+++ Given information
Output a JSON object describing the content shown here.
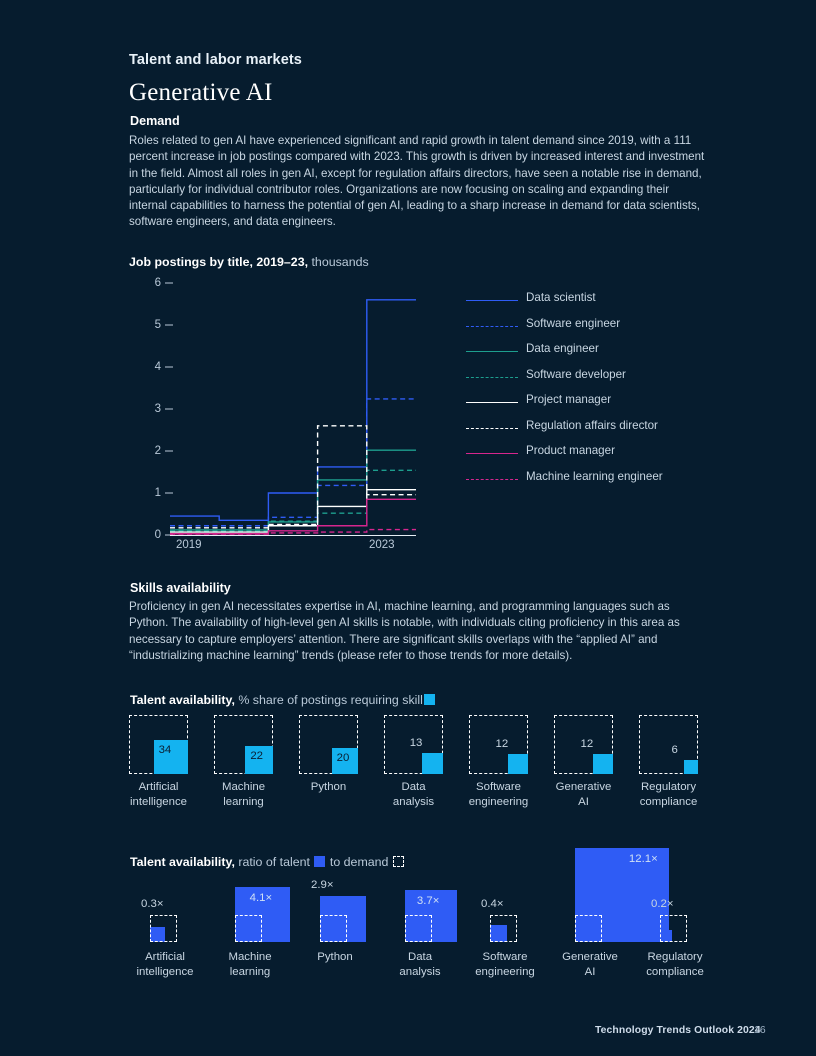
{
  "page": {
    "kicker": "Talent and labor markets",
    "title": "Generative AI",
    "background_color": "#061c2e"
  },
  "demand": {
    "heading": "Demand",
    "body": "Roles related to gen AI have experienced significant and rapid growth in talent demand since 2019, with a 111 percent increase in job postings compared with 2023. This growth is driven by increased interest and investment in the field. Almost all roles in gen AI, except for regulation affairs directors, have seen a notable rise in demand, particularly for individual contributor roles. Organizations are now focusing on scaling and expanding their internal capabilities to harness the potential of gen AI, leading to a sharp increase in demand for data scientists, software engineers, and data engineers."
  },
  "skills": {
    "heading": "Skills availability",
    "body": "Proficiency in gen AI necessitates expertise in AI, machine learning, and programming languages such as Python. The availability of high-level gen AI skills is notable, with individuals citing proficiency in this area as necessary to capture employers’ attention. There are significant skills overlaps with the “applied AI” and “industrializing machine learning” trends (please refer to those trends for more details)."
  },
  "chart_data": [
    {
      "type": "line",
      "title_bold": "Job postings by title, 2019–23,",
      "title_rest": " thousands",
      "xlabel": "",
      "ylabel": "",
      "x": [
        2019,
        2020,
        2021,
        2022,
        2023
      ],
      "xtick_labels": [
        "2019",
        "2023"
      ],
      "ylim": [
        0,
        6
      ],
      "yticks": [
        0,
        1,
        2,
        3,
        4,
        5,
        6
      ],
      "ytick_labels": [
        "0",
        "1",
        "2",
        "3",
        "4",
        "5",
        "6"
      ],
      "grid": false,
      "legend_position": "right",
      "step": "pre",
      "series": [
        {
          "name": "Data scientist",
          "color": "#2f5cf5",
          "dash": "solid",
          "values": [
            0.45,
            0.35,
            1.0,
            1.62,
            5.6
          ]
        },
        {
          "name": "Software engineer",
          "color": "#2f5cf5",
          "dash": "dashed",
          "values": [
            0.22,
            0.22,
            0.42,
            1.18,
            3.24
          ]
        },
        {
          "name": "Data engineer",
          "color": "#1d9e8e",
          "dash": "solid",
          "values": [
            0.12,
            0.12,
            0.31,
            1.31,
            2.02
          ]
        },
        {
          "name": "Software developer",
          "color": "#1d9e8e",
          "dash": "dashed",
          "values": [
            0.1,
            0.1,
            0.33,
            0.52,
            1.54
          ]
        },
        {
          "name": "Project manager",
          "color": "#ffffff",
          "dash": "solid",
          "values": [
            0.07,
            0.07,
            0.22,
            0.68,
            1.08
          ]
        },
        {
          "name": "Regulation affairs director",
          "color": "#ffffff",
          "dash": "dashed",
          "values": [
            0.17,
            0.17,
            0.25,
            2.6,
            0.96
          ]
        },
        {
          "name": "Product manager",
          "color": "#d6268e",
          "dash": "solid",
          "values": [
            0.03,
            0.03,
            0.1,
            0.22,
            0.85
          ]
        },
        {
          "name": "Machine learning engineer",
          "color": "#d6268e",
          "dash": "dashed",
          "values": [
            0.02,
            0.02,
            0.05,
            0.07,
            0.13
          ]
        }
      ]
    },
    {
      "type": "bar",
      "title_bold": "Talent availability,",
      "title_rest": " % share of postings requiring skill",
      "legend_swatch": "solid-cyan",
      "unit": "%",
      "color": "#14b3f0",
      "reference_color": "#ffffff",
      "max": 100,
      "categories": [
        "Artificial\nintelligence",
        "Machine\nlearning",
        "Python",
        "Data\nanalysis",
        "Software\nengineering",
        "Generative\nAI",
        "Regulatory\ncompliance"
      ],
      "values": [
        34,
        22,
        20,
        13,
        12,
        12,
        6
      ],
      "value_labels": [
        "34",
        "22",
        "20",
        "13",
        "12",
        "12",
        "6"
      ]
    },
    {
      "type": "bar",
      "title_bold": "Talent availability,",
      "title_rest_a": " ratio of talent ",
      "title_rest_b": " to demand ",
      "legend_swatch_a": "solid-blue",
      "legend_swatch_b": "dash",
      "unit": "×",
      "color": "#2f5cf5",
      "reference_color": "#ffffff",
      "reference_value": 1,
      "categories": [
        "Artificial\nintelligence",
        "Machine\nlearning",
        "Python",
        "Data\nanalysis",
        "Software\nengineering",
        "Generative\nAI",
        "Regulatory\ncompliance"
      ],
      "values": [
        0.3,
        4.1,
        2.9,
        3.7,
        0.4,
        12.1,
        0.2
      ],
      "value_labels": [
        "0.3×",
        "4.1×",
        "2.9×",
        "3.7×",
        "0.4×",
        "12.1×",
        "0.2×"
      ]
    }
  ],
  "footer": {
    "source": "Technology Trends Outlook 2024",
    "page_number": "16"
  }
}
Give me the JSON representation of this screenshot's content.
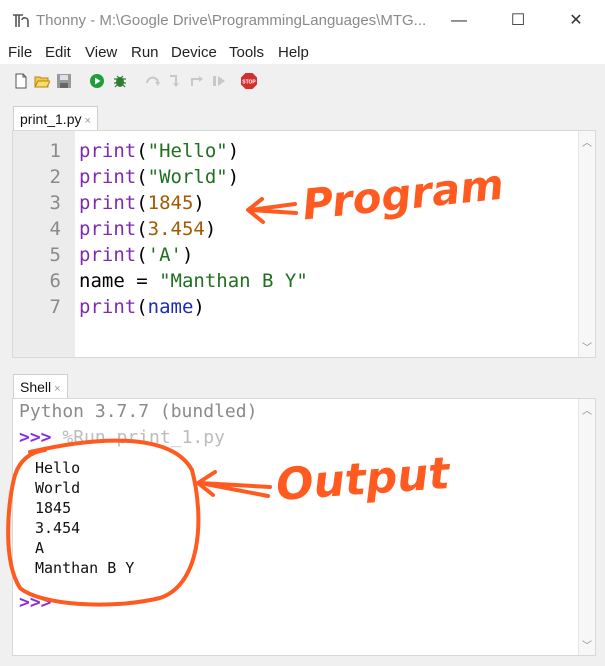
{
  "window": {
    "title": "Thonny  -  M:\\Google Drive\\ProgrammingLanguages\\MTG...",
    "minimize_glyph": "—",
    "maximize_glyph": "☐",
    "close_glyph": "✕"
  },
  "menu": [
    "File",
    "Edit",
    "View",
    "Run",
    "Device",
    "Tools",
    "Help"
  ],
  "toolbar": {
    "icons": [
      "new-file-icon",
      "open-file-icon",
      "save-icon",
      "run-icon",
      "debug-icon",
      "step-over-icon",
      "step-into-icon",
      "step-out-icon",
      "resume-icon",
      "stop-icon"
    ],
    "stop_label": "STOP"
  },
  "editor_tab": {
    "label": "print_1.py",
    "close": "×"
  },
  "editor": {
    "line_numbers": [
      "1",
      "2",
      "3",
      "4",
      "5",
      "6",
      "7"
    ],
    "lines": [
      [
        {
          "t": "print",
          "c": "kw"
        },
        {
          "t": "(",
          "c": ""
        },
        {
          "t": "\"Hello\"",
          "c": "str"
        },
        {
          "t": ")",
          "c": ""
        }
      ],
      [
        {
          "t": "print",
          "c": "kw"
        },
        {
          "t": "(",
          "c": ""
        },
        {
          "t": "\"World\"",
          "c": "str"
        },
        {
          "t": ")",
          "c": ""
        }
      ],
      [
        {
          "t": "print",
          "c": "kw"
        },
        {
          "t": "(",
          "c": ""
        },
        {
          "t": "1845",
          "c": "num"
        },
        {
          "t": ")",
          "c": ""
        }
      ],
      [
        {
          "t": "print",
          "c": "kw"
        },
        {
          "t": "(",
          "c": ""
        },
        {
          "t": "3.454",
          "c": "num"
        },
        {
          "t": ")",
          "c": ""
        }
      ],
      [
        {
          "t": "print",
          "c": "kw"
        },
        {
          "t": "(",
          "c": ""
        },
        {
          "t": "'A'",
          "c": "str"
        },
        {
          "t": ")",
          "c": ""
        }
      ],
      [
        {
          "t": "name = ",
          "c": ""
        },
        {
          "t": "\"Manthan B Y\"",
          "c": "str"
        }
      ],
      [
        {
          "t": "print",
          "c": "kw"
        },
        {
          "t": "(",
          "c": ""
        },
        {
          "t": "name",
          "c": "var"
        },
        {
          "t": ")",
          "c": ""
        }
      ]
    ]
  },
  "shell_tab": {
    "label": "Shell",
    "close": "×"
  },
  "shell": {
    "banner": "Python 3.7.7 (bundled)",
    "prompt": ">>>",
    "command": "%Run print_1.py",
    "output": [
      "Hello",
      "World",
      "1845",
      "3.454",
      "A",
      "Manthan B Y"
    ]
  },
  "annotations": {
    "program_label": "Program",
    "output_label": "Output",
    "color": "#ff5a1f"
  }
}
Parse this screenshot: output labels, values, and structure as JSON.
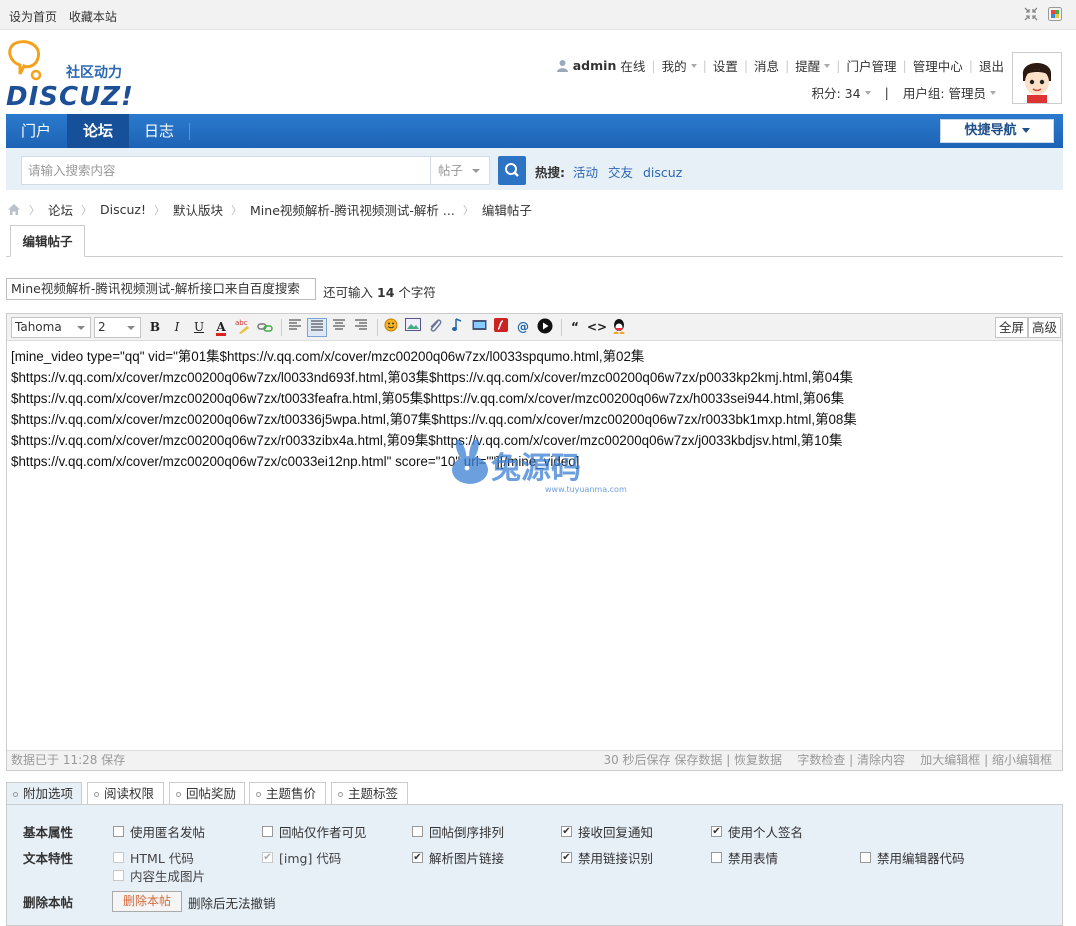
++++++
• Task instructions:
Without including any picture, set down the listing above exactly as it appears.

• Reply:
Output a JSON object describing the content shown here.
{
  "page": {
    "kicker": "Talent and labor markets",
    "title": "Generative AI",
    "background_color": "#061c2e"
  },
  "demand": {
    "heading": "Demand",
    "body": "Roles related to gen AI have experienced significant and rapid growth in talent demand since 2019, with a 111 percent increase in job postings compared with 2023. This growth is driven by increased interest and investment in the field. Almost all roles in gen AI, except for regulation affairs directors, have seen a notable rise in demand, particularly for individual contributor roles. Organizations are now focusing on scaling and expanding their internal capabilities to harness the potential of gen AI, leading to a sharp increase in demand for data scientists, software engineers, and data engineers."
  },
  "skills": {
    "heading": "Skills availability",
    "body": "Proficiency in gen AI necessitates expertise in AI, machine learning, and programming languages such as Python. The availability of high-level gen AI skills is notable, with individuals citing proficiency in this area as necessary to capture employers’ attention. There are significant skills overlaps with the “applied AI” and “industrializing machine learning” trends (please refer to those trends for more details)."
  },
  "chart_data": [
    {
      "type": "line",
      "title_bold": "Job postings by title, 2019–23,",
      "title_rest": " thousands",
      "xlabel": "",
      "ylabel": "",
      "x": [
        2019,
        2020,
        2021,
        2022,
        2023
      ],
      "xtick_labels": [
        "2019",
        "2023"
      ],
      "ylim": [
        0,
        6
      ],
      "yticks": [
        0,
        1,
        2,
        3,
        4,
        5,
        6
      ],
      "ytick_labels": [
        "0",
        "1",
        "2",
        "3",
        "4",
        "5",
        "6"
      ],
      "grid": false,
      "legend_position": "right",
      "step": "pre",
      "series": [
        {
          "name": "Data scientist",
          "color": "#2f5cf5",
          "dash": "solid",
          "values": [
            0.45,
            0.35,
            1.0,
            1.62,
            5.6
          ]
        },
        {
          "name": "Software engineer",
          "color": "#2f5cf5",
          "dash": "dashed",
          "values": [
            0.22,
            0.22,
            0.42,
            1.18,
            3.24
          ]
        },
        {
          "name": "Data engineer",
          "color": "#1d9e8e",
          "dash": "solid",
          "values": [
            0.12,
            0.12,
            0.31,
            1.31,
            2.02
          ]
        },
        {
          "name": "Software developer",
          "color": "#1d9e8e",
          "dash": "dashed",
          "values": [
            0.1,
            0.1,
            0.33,
            0.52,
            1.54
          ]
        },
        {
          "name": "Project manager",
          "color": "#ffffff",
          "dash": "solid",
          "values": [
            0.07,
            0.07,
            0.22,
            0.68,
            1.08
          ]
        },
        {
          "name": "Regulation affairs director",
          "color": "#ffffff",
          "dash": "dashed",
          "values": [
            0.17,
            0.17,
            0.25,
            2.6,
            0.96
          ]
        },
        {
          "name": "Product manager",
          "color": "#d6268e",
          "dash": "solid",
          "values": [
            0.03,
            0.03,
            0.1,
            0.22,
            0.85
          ]
        },
        {
          "name": "Machine learning engineer",
          "color": "#d6268e",
          "dash": "dashed",
          "values": [
            0.02,
            0.02,
            0.05,
            0.07,
            0.13
          ]
        }
      ]
    },
    {
      "type": "bar",
      "title_bold": "Talent availability,",
      "title_rest": " % share of postings requiring skill",
      "legend_swatch": "solid-cyan",
      "unit": "%",
      "color": "#14b3f0",
      "reference_color": "#ffffff",
      "max": 100,
      "categories": [
        "Artificial\nintelligence",
        "Machine\nlearning",
        "Python",
        "Data\nanalysis",
        "Software\nengineering",
        "Generative\nAI",
        "Regulatory\ncompliance"
      ],
      "values": [
        34,
        22,
        20,
        13,
        12,
        12,
        6
      ],
      "value_labels": [
        "34",
        "22",
        "20",
        "13",
        "12",
        "12",
        "6"
      ]
    },
    {
      "type": "bar",
      "title_bold": "Talent availability,",
      "title_rest_a": " ratio of talent ",
      "title_rest_b": " to demand ",
      "legend_swatch_a": "solid-blue",
      "legend_swatch_b": "dash",
      "unit": "×",
      "color": "#2f5cf5",
      "reference_color": "#ffffff",
      "reference_value": 1,
      "categories": [
        "Artificial\nintelligence",
        "Machine\nlearning",
        "Python",
        "Data\nanalysis",
        "Software\nengineering",
        "Generative\nAI",
        "Regulatory\ncompliance"
      ],
      "values": [
        0.3,
        4.1,
        2.9,
        3.7,
        0.4,
        12.1,
        0.2
      ],
      "value_labels": [
        "0.3×",
        "4.1×",
        "2.9×",
        "3.7×",
        "0.4×",
        "12.1×",
        "0.2×"
      ]
    }
  ],
  "footer": {
    "source": "Technology Trends Outlook 2024",
    "page_number": "16"
  }
}
Give me the JSON representation of this screenshot's content.
{
  "window": {
    "title": "Thonny  -  M:\\Google Drive\\ProgrammingLanguages\\MTG...",
    "minimize_glyph": "—",
    "maximize_glyph": "☐",
    "close_glyph": "✕"
  },
  "menu": [
    "File",
    "Edit",
    "View",
    "Run",
    "Device",
    "Tools",
    "Help"
  ],
  "toolbar": {
    "icons": [
      "new-file-icon",
      "open-file-icon",
      "save-icon",
      "run-icon",
      "debug-icon",
      "step-over-icon",
      "step-into-icon",
      "step-out-icon",
      "resume-icon",
      "stop-icon"
    ],
    "stop_label": "STOP"
  },
  "editor_tab": {
    "label": "print_1.py",
    "close": "×"
  },
  "editor": {
    "line_numbers": [
      "1",
      "2",
      "3",
      "4",
      "5",
      "6",
      "7"
    ],
    "lines": [
      [
        {
          "t": "print",
          "c": "kw"
        },
        {
          "t": "(",
          "c": ""
        },
        {
          "t": "\"Hello\"",
          "c": "str"
        },
        {
          "t": ")",
          "c": ""
        }
      ],
      [
        {
          "t": "print",
          "c": "kw"
        },
        {
          "t": "(",
          "c": ""
        },
        {
          "t": "\"World\"",
          "c": "str"
        },
        {
          "t": ")",
          "c": ""
        }
      ],
      [
        {
          "t": "print",
          "c": "kw"
        },
        {
          "t": "(",
          "c": ""
        },
        {
          "t": "1845",
          "c": "num"
        },
        {
          "t": ")",
          "c": ""
        }
      ],
      [
        {
          "t": "print",
          "c": "kw"
        },
        {
          "t": "(",
          "c": ""
        },
        {
          "t": "3.454",
          "c": "num"
        },
        {
          "t": ")",
          "c": ""
        }
      ],
      [
        {
          "t": "print",
          "c": "kw"
        },
        {
          "t": "(",
          "c": ""
        },
        {
          "t": "'A'",
          "c": "str"
        },
        {
          "t": ")",
          "c": ""
        }
      ],
      [
        {
          "t": "name = ",
          "c": ""
        },
        {
          "t": "\"Manthan B Y\"",
          "c": "str"
        }
      ],
      [
        {
          "t": "print",
          "c": "kw"
        },
        {
          "t": "(",
          "c": ""
        },
        {
          "t": "name",
          "c": "var"
        },
        {
          "t": ")",
          "c": ""
        }
      ]
    ]
  },
  "shell_tab": {
    "label": "Shell",
    "close": "×"
  },
  "shell": {
    "banner": "Python 3.7.7 (bundled)",
    "prompt": ">>>",
    "command": "%Run print_1.py",
    "output": [
      "Hello",
      "World",
      "1845",
      "3.454",
      "A",
      "Manthan B Y"
    ]
  },
  "annotations": {
    "program_label": "Program",
    "output_label": "Output",
    "color": "#ff5a1f"
  }
}
Parse this screenshot: output labels, values, and structure as JSON.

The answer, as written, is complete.